In short, this product pictured to the right should be avoided.
I know, I know. My bias against Kraft is clearly showing, and by all means should be taken into account when you readers out there mull over my words. This is why I am trying my darndest from saying phrases such as “tastes like sawdust” or “Parmesan made with skim milk? What were they thinking?”
As taste can be subjective, I’m going to refrain from voicing my personal feelings towards the quality of the product (*cough* tasteless *cough*), and instead appeal to the more ecological and environmental impact of this grated cheese product.

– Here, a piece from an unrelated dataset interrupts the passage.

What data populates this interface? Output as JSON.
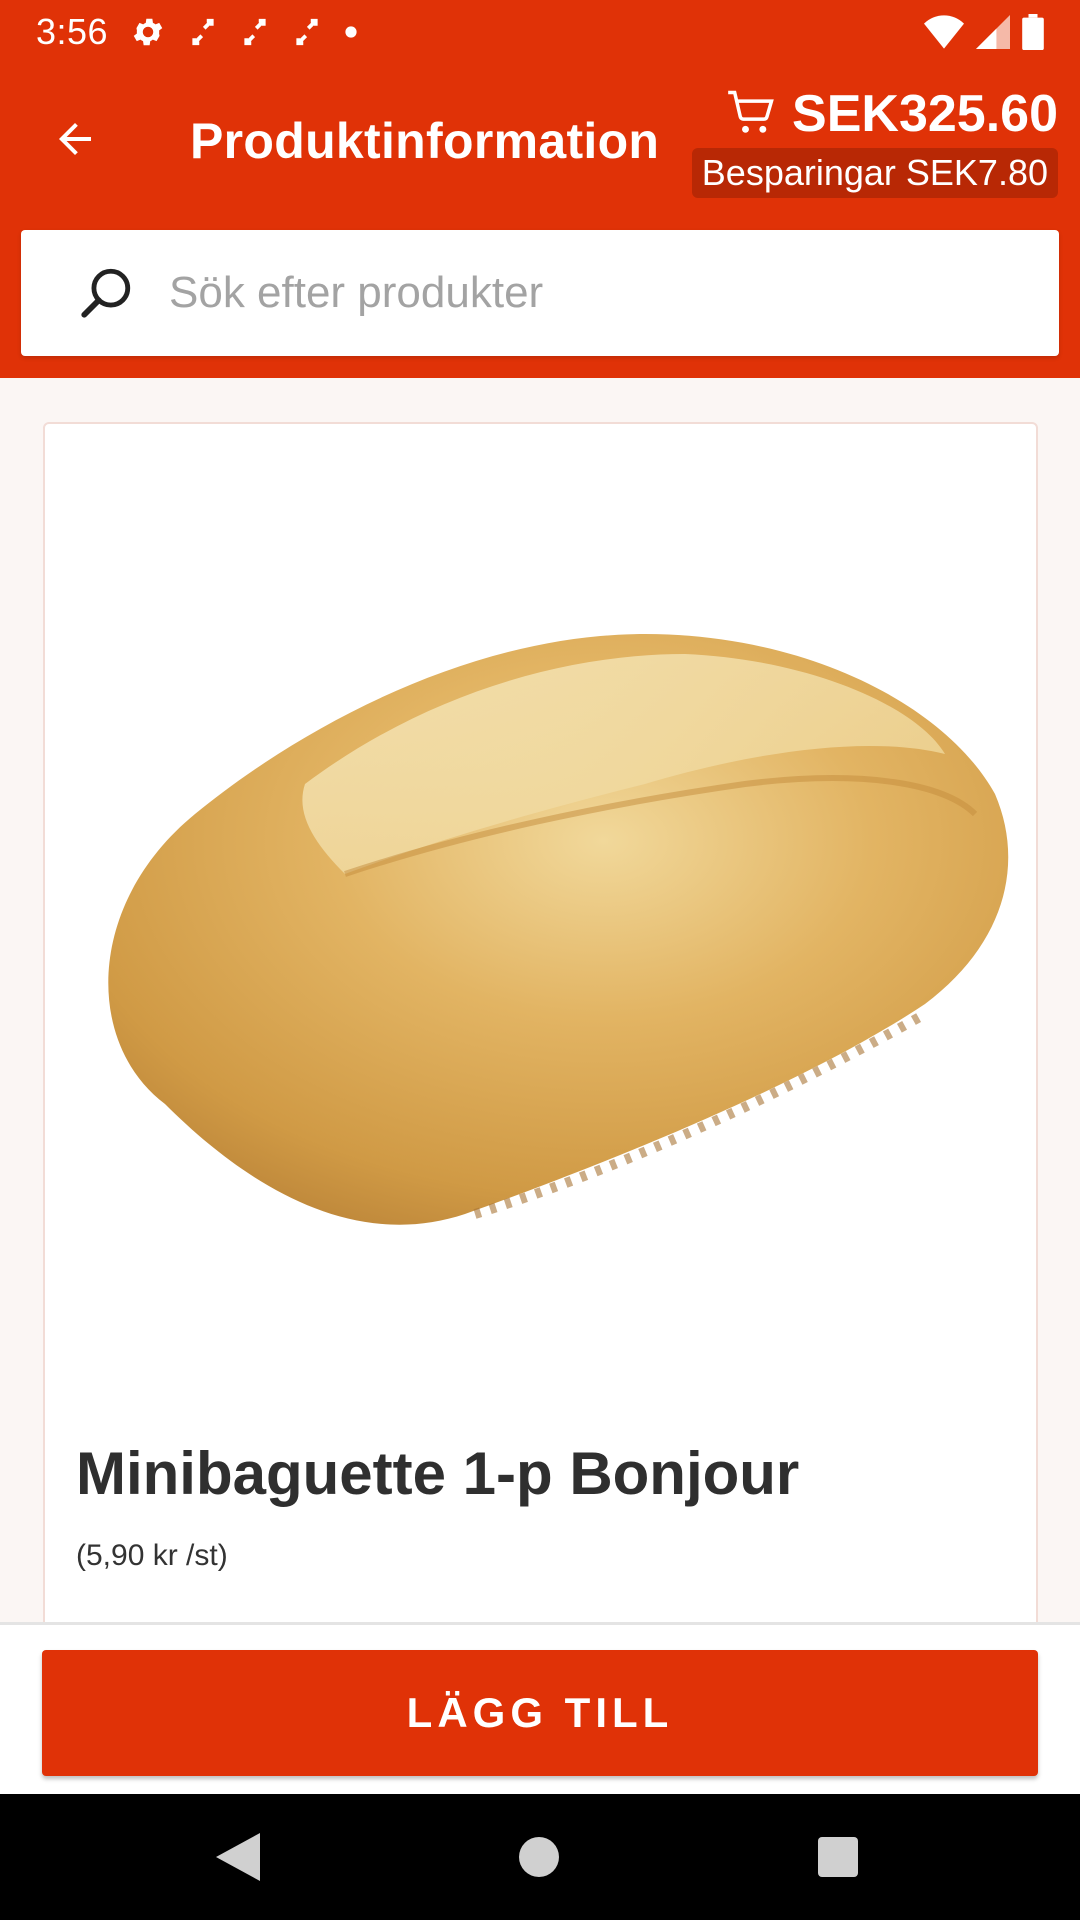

The selling point of Grate-it-fresh is that a consumer can grate their own cheese, straight out of the package. The idea is that it’s the act of grating the cheese that affects the quality of the product. As Adam the Intern wrote in that e-mail, “It’s kind of like bringing that authentic Italian restaurant feeling home to the family.”
Yeah, I know. I don’t quite understand that either. Call me crazy, but what makes an ‘authentic Italian restaurant feeling’ is high quality food products prepared via simple methods with great care. But hey, that’s me.

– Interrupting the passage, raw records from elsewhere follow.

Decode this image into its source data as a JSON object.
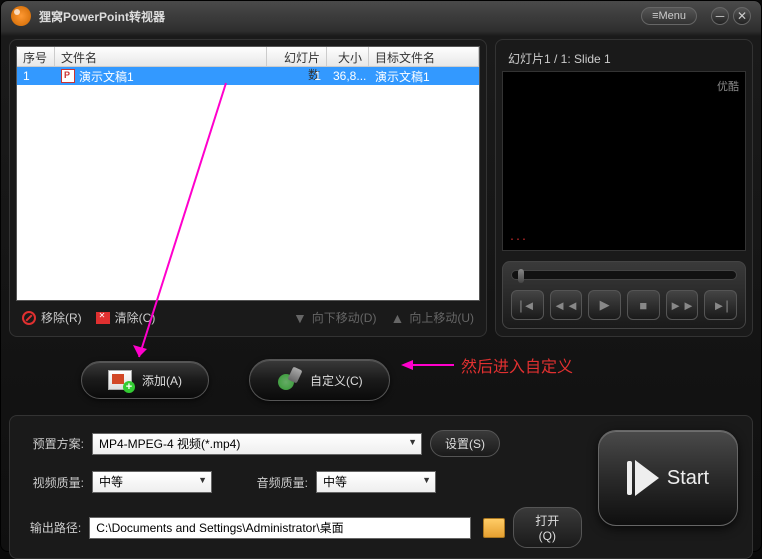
{
  "title": "狸窝PowerPoint转视器",
  "menu_label": "≡Menu",
  "table": {
    "headers": {
      "idx": "序号",
      "file": "文件名",
      "slides": "幻灯片数",
      "size": "大小",
      "target": "目标文件名"
    },
    "rows": [
      {
        "idx": "1",
        "file": "演示文稿1",
        "slides": "1",
        "size": "36,8...",
        "target": "演示文稿1"
      }
    ]
  },
  "toolbar": {
    "remove": "移除(R)",
    "clear": "清除(C)",
    "movedown": "向下移动(D)",
    "moveup": "向上移动(U)"
  },
  "preview": {
    "label": "幻灯片1 / 1: Slide 1",
    "watermark": "优酷",
    "text": "..."
  },
  "middle": {
    "add": "添加(A)",
    "customize": "自定义(C)",
    "annotation": "然后进入自定义"
  },
  "settings": {
    "preset_label": "预置方案:",
    "preset_value": "MP4-MPEG-4 视频(*.mp4)",
    "settings_btn": "设置(S)",
    "vq_label": "视频质量:",
    "vq_value": "中等",
    "aq_label": "音频质量:",
    "aq_value": "中等",
    "out_label": "输出路径:",
    "out_value": "C:\\Documents and Settings\\Administrator\\桌面",
    "open_btn": "打开(Q)"
  },
  "start": "Start"
}
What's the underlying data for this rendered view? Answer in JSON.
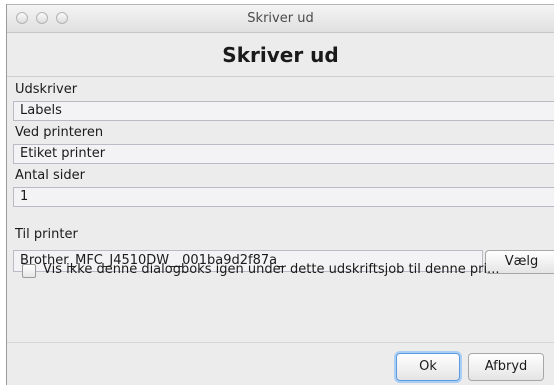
{
  "window": {
    "title": "Skriver ud"
  },
  "dialog": {
    "heading": "Skriver ud",
    "fields": [
      {
        "label": "Udskriver",
        "value": "Labels"
      },
      {
        "label": "Ved printeren",
        "value": "Etiket printer"
      },
      {
        "label": "Antal sider",
        "value": "1"
      }
    ],
    "printer": {
      "label": "Til printer",
      "value": "Brother_MFC_J4510DW__001ba9d2f87a_",
      "choose_label": "Vælg"
    },
    "checkbox": {
      "label": "Vis ikke denne dialogboks igen under dette udskriftsjob til denne pri...",
      "checked": false
    },
    "buttons": {
      "ok": "Ok",
      "cancel": "Afbryd"
    }
  }
}
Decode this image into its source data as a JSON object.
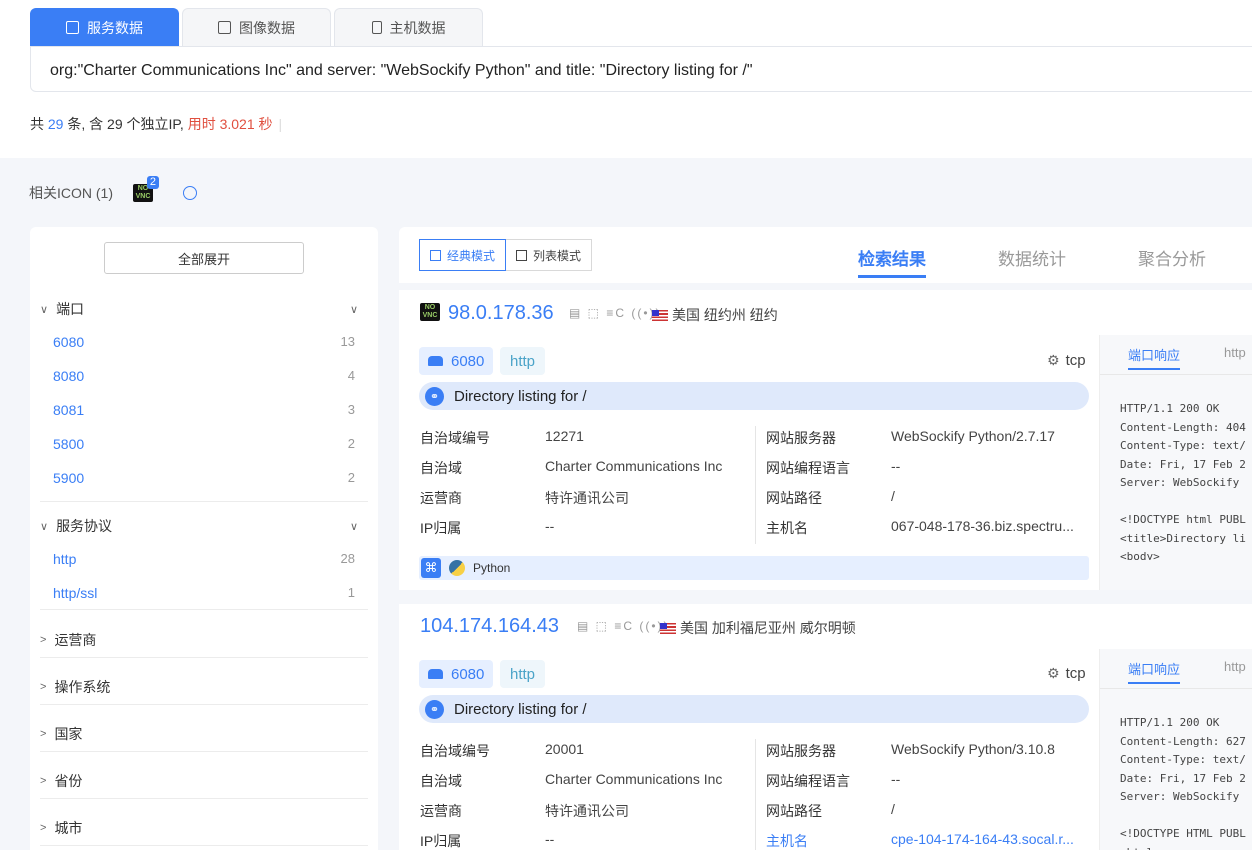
{
  "tabs": [
    {
      "label": "服务数据",
      "icon": "table-icon"
    },
    {
      "label": "图像数据",
      "icon": "image-icon"
    },
    {
      "label": "主机数据",
      "icon": "server-icon"
    }
  ],
  "query": "org:\"Charter Communications Inc\" and server: \"WebSockify Python\" and title: \"Directory listing for /\"",
  "summary": {
    "p1": "共 ",
    "count": "29",
    "p2": " 条, 含 29 个独立IP, ",
    "time": "用时 3.021 秒"
  },
  "related_icon": {
    "label": "相关ICON (1)",
    "badge": "2",
    "novnc_text": "NO VNC"
  },
  "sidebar": {
    "expand_all": "全部展开",
    "ports_title": "端口",
    "ports": [
      {
        "k": "6080",
        "v": "13"
      },
      {
        "k": "8080",
        "v": "4"
      },
      {
        "k": "8081",
        "v": "3"
      },
      {
        "k": "5800",
        "v": "2"
      },
      {
        "k": "5900",
        "v": "2"
      }
    ],
    "protocols_title": "服务协议",
    "protocols": [
      {
        "k": "http",
        "v": "28"
      },
      {
        "k": "http/ssl",
        "v": "1"
      }
    ],
    "collapsed": [
      "运营商",
      "操作系统",
      "国家",
      "省份",
      "城市"
    ]
  },
  "modes": {
    "classic": "经典模式",
    "list": "列表模式"
  },
  "result_tabs": [
    "检索结果",
    "数据统计",
    "聚合分析"
  ],
  "fields": {
    "asn": "自治域编号",
    "as": "自治域",
    "isp": "运营商",
    "ip_owner": "IP归属",
    "server": "网站服务器",
    "lang": "网站编程语言",
    "path": "网站路径",
    "host": "主机名"
  },
  "results": [
    {
      "ip": "98.0.178.36",
      "geo": "美国 纽约州 纽约",
      "port": "6080",
      "proto": "http",
      "transport": "tcp",
      "title": "Directory listing for /",
      "asn": "12271",
      "as": "Charter Communications Inc",
      "isp": "特许通讯公司",
      "ip_owner": "--",
      "server": "WebSockify Python/2.7.17",
      "lang": "--",
      "path": "/",
      "host": "067-048-178-36.biz.spectru...",
      "tech": "Python",
      "resp_tab1": "端口响应",
      "resp_tab2": "http",
      "response": "HTTP/1.1 200 OK\nContent-Length: 404\nContent-Type: text/\nDate: Fri, 17 Feb 2\nServer: WebSockify\n\n<!DOCTYPE html PUBL\n<title>Directory li\n<body>"
    },
    {
      "ip": "104.174.164.43",
      "geo": "美国 加利福尼亚州 威尔明顿",
      "port": "6080",
      "proto": "http",
      "transport": "tcp",
      "title": "Directory listing for /",
      "asn": "20001",
      "as": "Charter Communications Inc",
      "isp": "特许通讯公司",
      "ip_owner": "--",
      "server": "WebSockify Python/3.10.8",
      "lang": "--",
      "path": "/",
      "host": "cpe-104-174-164-43.socal.r...",
      "resp_tab1": "端口响应",
      "resp_tab2": "http",
      "response": "HTTP/1.1 200 OK\nContent-Length: 627\nContent-Type: text/\nDate: Fri, 17 Feb 2\nServer: WebSockify\n\n<!DOCTYPE HTML PUBL\n<html>"
    }
  ]
}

The travesty of the product comes when you read the package. None of grater is re-usable. Kraft doesn’t recommend washing the grater in the dishwasher, nor do they recommend re-using the grater after all the cheese within the product has been used.
What this means is, after a consumer is done with the Kraft product, they end up with…not one, not two, but five separate pieces of plastic (pictured below) which must go into the garbage.
Compare the picture above with the one below.
This piece of parchment paper is all that remains behind after consuming a piece of parmesan cheese from the local Italian Deli I frequent.
This dichotomy is a wonderful representation of what is wrong with the mega-food corporations. Here they have taken a simplistic piece of parmesan cheese, and complicated it by adding an extensive non-reusable, plastic package. Kraft is clearly trying to solve a problem that doesn’t exist, and in doing so is adding to a well-established one.
Besides, an investment of fourteen bucks on Amazon can take care of your cheese grating needs for the next ten years.
My advice? If you see the product pictured below, walk on by.
Instead, maintain a tradition that has served us well for as long as anyone can remember.